Upper Antelope Canyon, Arizona
Upper Antelope Canyon, Arizona | Dave Stamboulis/Contributor/Moment/Getty

Page

For the uninitiated, Page looks like nothing more than a desolate spot on the map near the statline crossing into Utah. Look a little closer. Antelope Canyon and Horseshoe Bend, local secrets for years, have become some of the most photographed natural attractions in the Southwest (thanks, Instagram!). A quick hike will get you to the Horseshoe Bend overlook where you can get a bird’s eye view of the Colorado River and horseshoe-shaped meander below. And in a state with no shortage of unique geological formations, some of the most puzzling and fascinating just be found at Antelope Canyon. Guided tours are required, but the supernatural beauty of it all is definitely worth it.

Havasupai Falls near Grand Canyon National
Havasupai Falls near Grand Canyon National | Michael Hanson/The Image Bank/Getty

Havasu Falls

Located in the Grand Canyon, Havasu Falls—or Supai Falls—is undoubtedly a special, dare I say magic, place. There is a somewhat-rugged 10-mile hike in to see the turquoise blue natural wonder, but sturdy hiking shoes, plenty of water, and a good attitude is all you really need. Absolute must-sees such as Mooney Falls, Beaver Falls, and the confluence of the Colorado River are all within hiking distance from your camp if you’re feeling ambitious.
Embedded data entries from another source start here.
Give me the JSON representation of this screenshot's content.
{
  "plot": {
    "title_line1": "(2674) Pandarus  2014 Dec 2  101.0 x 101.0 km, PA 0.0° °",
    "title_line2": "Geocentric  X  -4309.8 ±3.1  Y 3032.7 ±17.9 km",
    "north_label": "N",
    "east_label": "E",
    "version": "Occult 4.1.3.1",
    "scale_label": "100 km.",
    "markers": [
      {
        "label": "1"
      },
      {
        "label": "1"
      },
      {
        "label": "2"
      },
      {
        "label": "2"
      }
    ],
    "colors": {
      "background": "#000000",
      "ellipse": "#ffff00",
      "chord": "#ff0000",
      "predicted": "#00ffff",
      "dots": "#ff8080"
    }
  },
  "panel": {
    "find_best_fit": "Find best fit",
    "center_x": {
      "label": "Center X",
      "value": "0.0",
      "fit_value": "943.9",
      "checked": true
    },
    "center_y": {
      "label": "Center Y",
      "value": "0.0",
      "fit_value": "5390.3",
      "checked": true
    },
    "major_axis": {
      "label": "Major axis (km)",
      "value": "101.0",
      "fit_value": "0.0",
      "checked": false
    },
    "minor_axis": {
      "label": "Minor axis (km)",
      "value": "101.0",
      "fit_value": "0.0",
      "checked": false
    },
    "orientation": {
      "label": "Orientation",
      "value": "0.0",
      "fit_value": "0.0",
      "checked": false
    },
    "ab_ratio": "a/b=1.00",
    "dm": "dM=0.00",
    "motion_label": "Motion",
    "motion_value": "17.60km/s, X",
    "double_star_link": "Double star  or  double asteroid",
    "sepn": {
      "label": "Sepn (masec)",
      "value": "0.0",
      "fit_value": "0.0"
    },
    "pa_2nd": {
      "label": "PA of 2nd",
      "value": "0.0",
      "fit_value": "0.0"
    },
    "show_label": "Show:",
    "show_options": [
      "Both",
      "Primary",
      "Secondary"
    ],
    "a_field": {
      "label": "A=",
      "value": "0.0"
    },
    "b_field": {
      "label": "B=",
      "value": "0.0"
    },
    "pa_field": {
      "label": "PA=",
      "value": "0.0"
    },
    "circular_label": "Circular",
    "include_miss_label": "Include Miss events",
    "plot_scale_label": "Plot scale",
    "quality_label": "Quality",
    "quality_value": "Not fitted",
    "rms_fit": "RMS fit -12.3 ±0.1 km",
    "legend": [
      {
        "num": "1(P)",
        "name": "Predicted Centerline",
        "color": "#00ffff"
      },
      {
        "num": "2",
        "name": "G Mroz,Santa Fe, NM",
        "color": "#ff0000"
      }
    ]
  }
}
Reservations and permits are required for all hikers and campers, and can be secured online prior to your adventure. As of August 2020, some travel restrictions are in effect.

Also note that Havasu Falls is not the same as Lake Havasu City, so don’t rock up to the Grand Canyon expecting to find a secret metropolis. The latter is out on the California border and is just as worthy of a visit to check out London Bridge, the second biggest tourist attraction in the state.

Emerald Cove

This hidden cove is like something taken straight out of a fairytale. Don’t let the fact that it’s only accessible by some sort of watercraft get you down. Borrow a kayak from a friend (everyone knows a guy, right?) and set out on an aquatic quest to discover the green waters of the ever-so-enchanting Emerald Cove for yourself. Begin your journey from Willow Beach and paddle your heart out upstream. You’ll encounter the serene scenic site in no time. There’s 235-miles of picturesque Colorado River shoreline to explore here, too, so it’s not like you’re paddling in a vacuum.

Lauren Topor Reichert is a Phoenix-based writer and photographer with a serious case of wanderlust. Follow her around Arizona, and beyond, on Instagram